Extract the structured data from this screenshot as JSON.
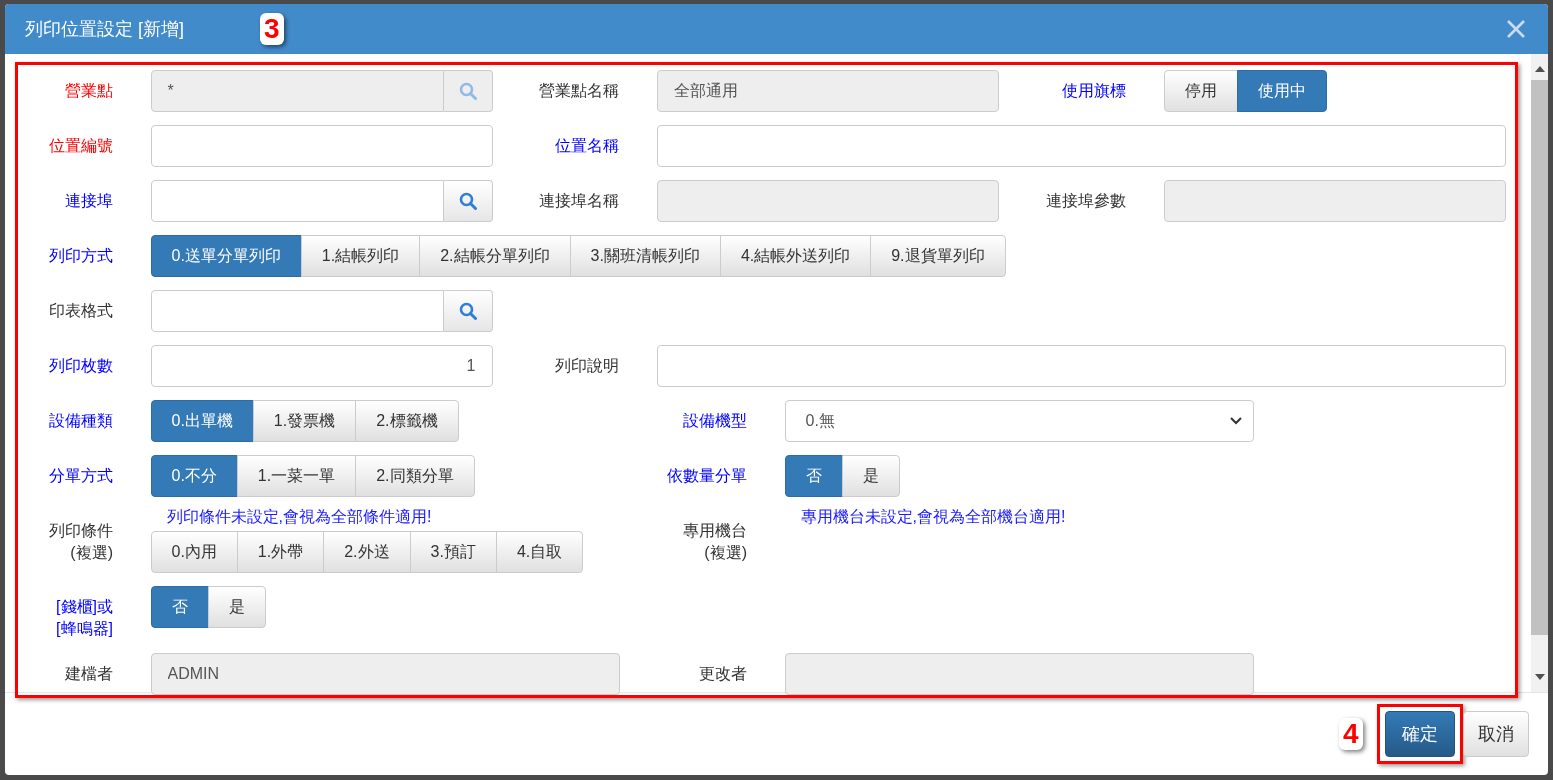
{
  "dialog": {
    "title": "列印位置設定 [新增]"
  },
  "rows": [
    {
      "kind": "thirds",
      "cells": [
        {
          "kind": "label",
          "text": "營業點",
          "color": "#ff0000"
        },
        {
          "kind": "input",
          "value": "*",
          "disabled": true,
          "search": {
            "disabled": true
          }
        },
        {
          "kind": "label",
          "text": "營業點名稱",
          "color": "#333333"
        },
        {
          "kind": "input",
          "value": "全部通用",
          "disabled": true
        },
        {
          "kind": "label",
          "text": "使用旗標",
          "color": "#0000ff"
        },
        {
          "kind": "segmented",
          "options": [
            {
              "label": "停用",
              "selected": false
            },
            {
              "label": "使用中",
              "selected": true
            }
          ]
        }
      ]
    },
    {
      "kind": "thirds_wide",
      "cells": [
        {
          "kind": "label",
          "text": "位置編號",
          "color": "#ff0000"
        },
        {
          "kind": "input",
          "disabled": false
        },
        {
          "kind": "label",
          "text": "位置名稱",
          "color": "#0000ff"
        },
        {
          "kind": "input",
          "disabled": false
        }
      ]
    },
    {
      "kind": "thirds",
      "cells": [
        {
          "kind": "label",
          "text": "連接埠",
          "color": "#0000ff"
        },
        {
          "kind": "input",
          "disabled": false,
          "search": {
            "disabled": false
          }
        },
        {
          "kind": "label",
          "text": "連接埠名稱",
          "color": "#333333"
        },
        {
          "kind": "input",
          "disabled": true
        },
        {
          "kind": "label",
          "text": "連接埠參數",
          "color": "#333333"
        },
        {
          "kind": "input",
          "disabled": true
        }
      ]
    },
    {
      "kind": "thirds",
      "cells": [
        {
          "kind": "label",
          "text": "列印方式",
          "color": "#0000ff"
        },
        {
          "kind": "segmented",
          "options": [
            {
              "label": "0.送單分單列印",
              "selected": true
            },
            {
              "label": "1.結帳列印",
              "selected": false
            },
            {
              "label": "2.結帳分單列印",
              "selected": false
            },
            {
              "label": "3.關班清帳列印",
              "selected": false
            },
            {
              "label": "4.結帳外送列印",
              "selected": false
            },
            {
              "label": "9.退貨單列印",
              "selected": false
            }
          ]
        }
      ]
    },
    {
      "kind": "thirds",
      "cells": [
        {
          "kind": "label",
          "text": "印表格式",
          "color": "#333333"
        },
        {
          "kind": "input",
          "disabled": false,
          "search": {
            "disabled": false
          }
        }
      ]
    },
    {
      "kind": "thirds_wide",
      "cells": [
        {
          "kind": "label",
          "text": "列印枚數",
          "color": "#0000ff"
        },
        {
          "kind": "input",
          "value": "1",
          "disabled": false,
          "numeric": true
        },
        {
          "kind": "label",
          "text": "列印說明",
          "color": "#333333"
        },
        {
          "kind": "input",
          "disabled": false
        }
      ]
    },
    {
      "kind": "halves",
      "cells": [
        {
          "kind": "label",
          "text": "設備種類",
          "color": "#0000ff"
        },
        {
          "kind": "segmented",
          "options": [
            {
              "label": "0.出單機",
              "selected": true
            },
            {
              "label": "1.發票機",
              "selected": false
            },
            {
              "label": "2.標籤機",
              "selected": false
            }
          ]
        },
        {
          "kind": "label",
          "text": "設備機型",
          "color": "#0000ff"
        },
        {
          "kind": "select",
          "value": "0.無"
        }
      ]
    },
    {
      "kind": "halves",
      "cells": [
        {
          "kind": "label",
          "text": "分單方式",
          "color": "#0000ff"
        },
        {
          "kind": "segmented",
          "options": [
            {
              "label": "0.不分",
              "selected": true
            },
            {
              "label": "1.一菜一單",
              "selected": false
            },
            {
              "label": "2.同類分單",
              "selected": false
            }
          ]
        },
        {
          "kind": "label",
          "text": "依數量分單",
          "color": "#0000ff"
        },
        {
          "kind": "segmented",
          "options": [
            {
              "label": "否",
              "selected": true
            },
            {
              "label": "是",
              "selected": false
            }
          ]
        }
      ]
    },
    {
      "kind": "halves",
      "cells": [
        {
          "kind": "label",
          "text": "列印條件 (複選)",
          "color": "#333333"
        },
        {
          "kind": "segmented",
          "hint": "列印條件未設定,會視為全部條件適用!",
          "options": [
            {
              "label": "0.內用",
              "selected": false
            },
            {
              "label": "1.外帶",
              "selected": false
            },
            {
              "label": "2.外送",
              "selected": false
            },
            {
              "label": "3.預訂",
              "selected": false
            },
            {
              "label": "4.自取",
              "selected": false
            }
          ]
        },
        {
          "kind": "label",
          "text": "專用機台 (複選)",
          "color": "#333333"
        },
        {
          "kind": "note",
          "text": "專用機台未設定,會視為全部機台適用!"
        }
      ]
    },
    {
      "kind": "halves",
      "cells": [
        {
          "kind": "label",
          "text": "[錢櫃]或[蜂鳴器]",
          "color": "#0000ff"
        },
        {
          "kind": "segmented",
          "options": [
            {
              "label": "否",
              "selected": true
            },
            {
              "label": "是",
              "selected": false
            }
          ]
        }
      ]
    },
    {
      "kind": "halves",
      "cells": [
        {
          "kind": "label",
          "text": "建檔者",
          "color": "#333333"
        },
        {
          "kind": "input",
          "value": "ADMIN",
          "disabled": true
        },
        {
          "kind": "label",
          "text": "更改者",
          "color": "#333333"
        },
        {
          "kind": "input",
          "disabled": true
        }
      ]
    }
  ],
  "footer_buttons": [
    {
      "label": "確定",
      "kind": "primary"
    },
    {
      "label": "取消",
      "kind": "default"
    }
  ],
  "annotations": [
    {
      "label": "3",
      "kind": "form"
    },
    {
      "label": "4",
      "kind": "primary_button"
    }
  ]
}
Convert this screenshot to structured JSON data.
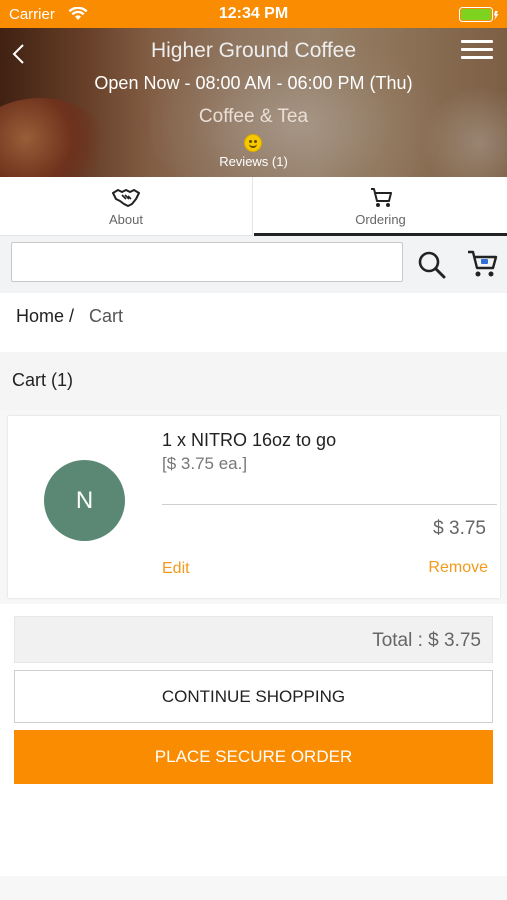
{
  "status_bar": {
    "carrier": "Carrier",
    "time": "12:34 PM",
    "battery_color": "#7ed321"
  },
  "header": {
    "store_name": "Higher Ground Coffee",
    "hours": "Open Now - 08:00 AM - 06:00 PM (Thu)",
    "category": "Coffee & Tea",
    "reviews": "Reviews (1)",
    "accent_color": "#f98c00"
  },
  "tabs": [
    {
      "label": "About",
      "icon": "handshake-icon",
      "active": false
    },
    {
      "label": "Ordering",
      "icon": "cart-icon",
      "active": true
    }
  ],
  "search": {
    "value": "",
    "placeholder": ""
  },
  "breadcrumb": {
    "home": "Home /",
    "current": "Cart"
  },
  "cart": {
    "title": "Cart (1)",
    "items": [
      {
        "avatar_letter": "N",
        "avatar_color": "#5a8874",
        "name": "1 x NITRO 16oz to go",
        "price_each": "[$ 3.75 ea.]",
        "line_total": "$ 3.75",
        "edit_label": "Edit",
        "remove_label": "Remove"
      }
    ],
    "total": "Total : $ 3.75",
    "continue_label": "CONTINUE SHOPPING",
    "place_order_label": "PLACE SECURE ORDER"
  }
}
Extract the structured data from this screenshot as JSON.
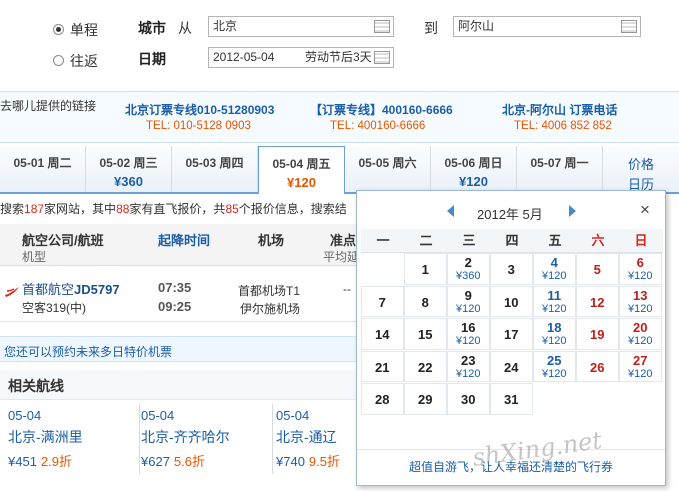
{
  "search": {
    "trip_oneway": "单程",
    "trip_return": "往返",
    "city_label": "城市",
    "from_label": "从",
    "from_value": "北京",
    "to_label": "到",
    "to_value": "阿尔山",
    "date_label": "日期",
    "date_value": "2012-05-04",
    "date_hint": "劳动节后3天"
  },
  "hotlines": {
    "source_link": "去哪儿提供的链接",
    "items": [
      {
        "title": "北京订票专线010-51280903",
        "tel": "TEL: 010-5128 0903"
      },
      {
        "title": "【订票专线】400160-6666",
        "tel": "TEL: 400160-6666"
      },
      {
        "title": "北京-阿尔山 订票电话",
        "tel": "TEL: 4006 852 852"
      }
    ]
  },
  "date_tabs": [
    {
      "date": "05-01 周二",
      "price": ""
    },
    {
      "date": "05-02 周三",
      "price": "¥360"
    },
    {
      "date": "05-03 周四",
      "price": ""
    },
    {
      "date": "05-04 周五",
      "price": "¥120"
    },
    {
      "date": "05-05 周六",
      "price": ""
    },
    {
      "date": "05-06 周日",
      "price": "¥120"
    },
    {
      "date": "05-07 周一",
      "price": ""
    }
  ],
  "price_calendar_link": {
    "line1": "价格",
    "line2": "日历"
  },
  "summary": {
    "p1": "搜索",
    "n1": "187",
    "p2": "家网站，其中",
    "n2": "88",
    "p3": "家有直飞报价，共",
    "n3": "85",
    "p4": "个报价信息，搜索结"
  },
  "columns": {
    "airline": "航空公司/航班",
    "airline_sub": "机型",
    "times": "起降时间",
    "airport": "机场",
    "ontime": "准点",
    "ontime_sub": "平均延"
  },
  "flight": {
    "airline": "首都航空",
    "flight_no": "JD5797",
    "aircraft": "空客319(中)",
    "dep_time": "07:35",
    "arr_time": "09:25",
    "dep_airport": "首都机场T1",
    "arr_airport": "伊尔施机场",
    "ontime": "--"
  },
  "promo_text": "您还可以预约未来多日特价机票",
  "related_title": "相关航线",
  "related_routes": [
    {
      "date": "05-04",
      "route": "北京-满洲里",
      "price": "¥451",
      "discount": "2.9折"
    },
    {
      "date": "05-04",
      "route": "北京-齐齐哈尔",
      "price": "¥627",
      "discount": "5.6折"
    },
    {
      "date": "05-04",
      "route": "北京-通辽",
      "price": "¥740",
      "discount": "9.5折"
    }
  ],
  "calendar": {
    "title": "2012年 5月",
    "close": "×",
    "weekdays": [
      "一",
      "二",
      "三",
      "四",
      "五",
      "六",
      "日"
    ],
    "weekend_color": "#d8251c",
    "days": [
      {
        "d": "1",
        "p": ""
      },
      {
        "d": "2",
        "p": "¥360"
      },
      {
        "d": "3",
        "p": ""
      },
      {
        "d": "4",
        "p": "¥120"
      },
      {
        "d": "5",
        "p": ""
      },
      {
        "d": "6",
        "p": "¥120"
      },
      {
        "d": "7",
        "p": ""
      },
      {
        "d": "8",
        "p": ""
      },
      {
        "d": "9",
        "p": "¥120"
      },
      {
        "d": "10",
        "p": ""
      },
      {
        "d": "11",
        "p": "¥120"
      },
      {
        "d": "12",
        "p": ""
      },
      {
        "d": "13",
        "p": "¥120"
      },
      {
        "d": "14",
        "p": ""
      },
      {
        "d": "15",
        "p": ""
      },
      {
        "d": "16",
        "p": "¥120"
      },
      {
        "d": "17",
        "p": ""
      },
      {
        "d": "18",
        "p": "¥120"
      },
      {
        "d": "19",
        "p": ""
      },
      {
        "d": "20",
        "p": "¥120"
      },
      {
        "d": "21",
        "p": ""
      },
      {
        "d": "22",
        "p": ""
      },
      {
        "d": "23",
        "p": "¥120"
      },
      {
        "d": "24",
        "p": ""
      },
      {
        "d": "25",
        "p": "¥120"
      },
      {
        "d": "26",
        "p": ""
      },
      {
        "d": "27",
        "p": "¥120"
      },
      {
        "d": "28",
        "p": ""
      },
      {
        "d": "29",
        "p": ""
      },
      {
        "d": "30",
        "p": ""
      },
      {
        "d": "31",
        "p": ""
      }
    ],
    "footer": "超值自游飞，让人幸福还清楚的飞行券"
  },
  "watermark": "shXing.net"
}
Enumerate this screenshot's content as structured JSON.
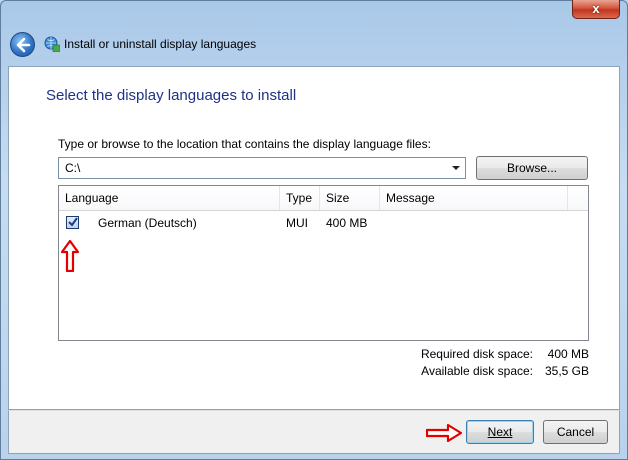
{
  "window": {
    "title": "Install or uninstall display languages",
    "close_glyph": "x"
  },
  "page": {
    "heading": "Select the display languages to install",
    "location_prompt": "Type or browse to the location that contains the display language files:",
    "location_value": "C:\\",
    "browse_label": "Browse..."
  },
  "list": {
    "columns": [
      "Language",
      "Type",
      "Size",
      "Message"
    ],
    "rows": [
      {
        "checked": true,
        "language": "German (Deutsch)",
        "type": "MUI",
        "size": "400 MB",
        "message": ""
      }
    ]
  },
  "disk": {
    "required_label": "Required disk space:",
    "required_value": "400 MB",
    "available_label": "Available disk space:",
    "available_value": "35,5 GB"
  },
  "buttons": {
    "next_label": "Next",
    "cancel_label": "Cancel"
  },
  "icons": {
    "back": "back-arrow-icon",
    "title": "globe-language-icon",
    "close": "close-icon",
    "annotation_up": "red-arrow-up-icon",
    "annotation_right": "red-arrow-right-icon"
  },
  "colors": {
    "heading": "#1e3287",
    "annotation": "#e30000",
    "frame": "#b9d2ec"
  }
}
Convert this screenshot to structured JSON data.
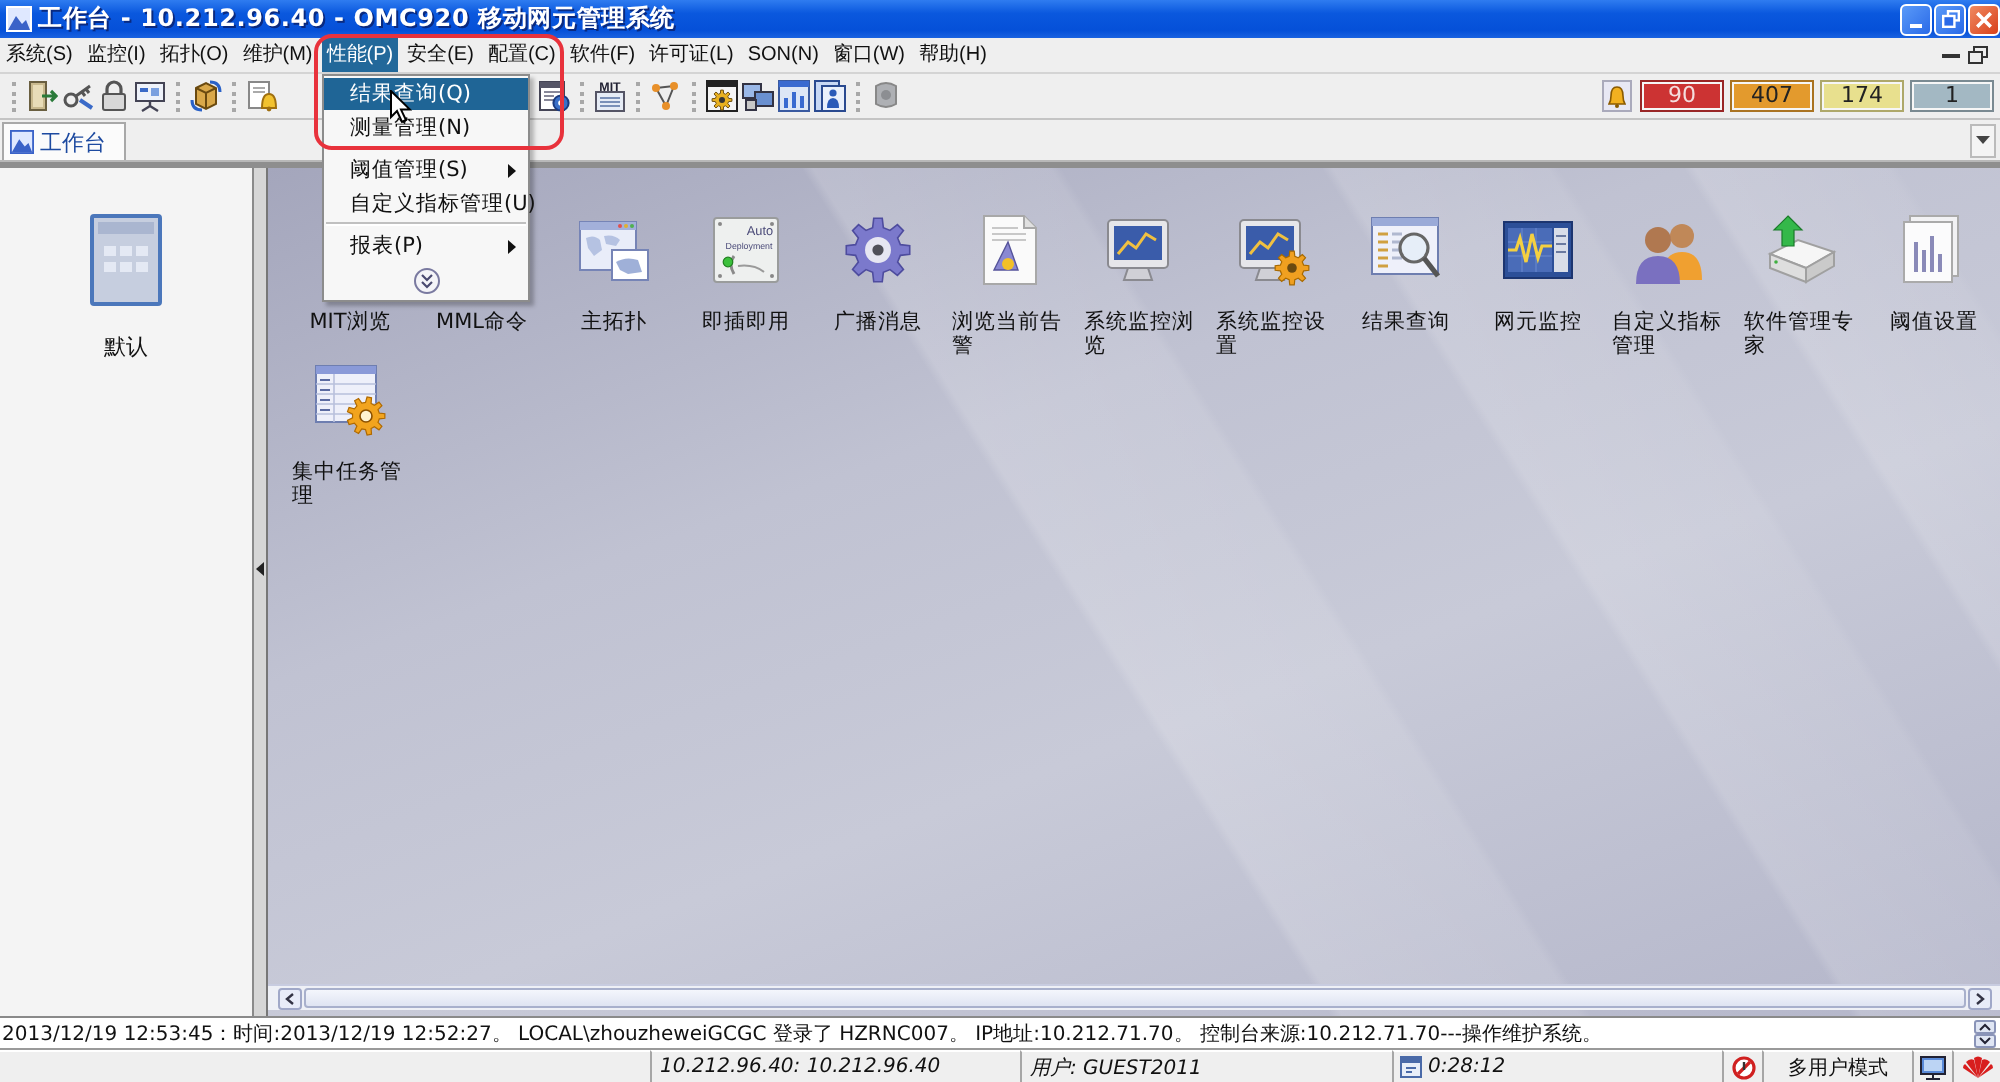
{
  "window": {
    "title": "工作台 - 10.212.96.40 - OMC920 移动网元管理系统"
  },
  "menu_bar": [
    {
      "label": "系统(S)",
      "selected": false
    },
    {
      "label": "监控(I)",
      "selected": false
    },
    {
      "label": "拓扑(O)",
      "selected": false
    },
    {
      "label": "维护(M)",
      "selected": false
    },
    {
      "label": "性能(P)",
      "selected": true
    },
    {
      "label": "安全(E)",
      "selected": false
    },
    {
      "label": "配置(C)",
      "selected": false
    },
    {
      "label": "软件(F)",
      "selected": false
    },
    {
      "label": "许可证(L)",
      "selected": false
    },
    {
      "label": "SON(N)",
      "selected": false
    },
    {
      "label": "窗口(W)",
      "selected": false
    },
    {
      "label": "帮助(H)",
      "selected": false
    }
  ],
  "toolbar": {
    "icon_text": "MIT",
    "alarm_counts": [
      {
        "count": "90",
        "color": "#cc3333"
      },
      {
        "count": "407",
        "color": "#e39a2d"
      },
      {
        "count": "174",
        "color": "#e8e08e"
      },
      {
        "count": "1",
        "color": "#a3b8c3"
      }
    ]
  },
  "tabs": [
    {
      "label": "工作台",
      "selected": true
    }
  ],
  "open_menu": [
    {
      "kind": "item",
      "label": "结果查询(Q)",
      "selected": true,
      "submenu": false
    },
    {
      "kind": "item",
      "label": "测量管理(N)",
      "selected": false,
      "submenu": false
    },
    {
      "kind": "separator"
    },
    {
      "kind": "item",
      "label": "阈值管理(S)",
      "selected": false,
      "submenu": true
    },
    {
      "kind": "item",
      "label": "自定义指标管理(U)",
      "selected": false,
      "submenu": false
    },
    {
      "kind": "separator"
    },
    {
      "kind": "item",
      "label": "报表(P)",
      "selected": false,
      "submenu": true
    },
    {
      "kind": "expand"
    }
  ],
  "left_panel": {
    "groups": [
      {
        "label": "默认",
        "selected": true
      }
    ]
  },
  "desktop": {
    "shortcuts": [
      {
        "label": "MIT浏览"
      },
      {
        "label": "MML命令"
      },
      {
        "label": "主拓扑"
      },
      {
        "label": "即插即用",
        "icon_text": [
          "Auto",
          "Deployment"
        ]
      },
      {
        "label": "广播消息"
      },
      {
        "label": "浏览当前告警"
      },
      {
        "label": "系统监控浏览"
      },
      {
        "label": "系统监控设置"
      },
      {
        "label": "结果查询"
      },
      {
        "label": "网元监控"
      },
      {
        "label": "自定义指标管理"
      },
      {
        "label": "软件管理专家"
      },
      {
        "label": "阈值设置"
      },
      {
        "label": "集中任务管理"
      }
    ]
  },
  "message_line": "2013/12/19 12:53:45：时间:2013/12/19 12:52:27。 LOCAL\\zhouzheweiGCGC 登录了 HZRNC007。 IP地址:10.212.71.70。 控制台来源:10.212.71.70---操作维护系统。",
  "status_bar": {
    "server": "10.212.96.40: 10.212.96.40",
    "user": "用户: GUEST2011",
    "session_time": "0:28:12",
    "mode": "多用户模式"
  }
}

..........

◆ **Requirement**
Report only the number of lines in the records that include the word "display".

◆ **Result**
3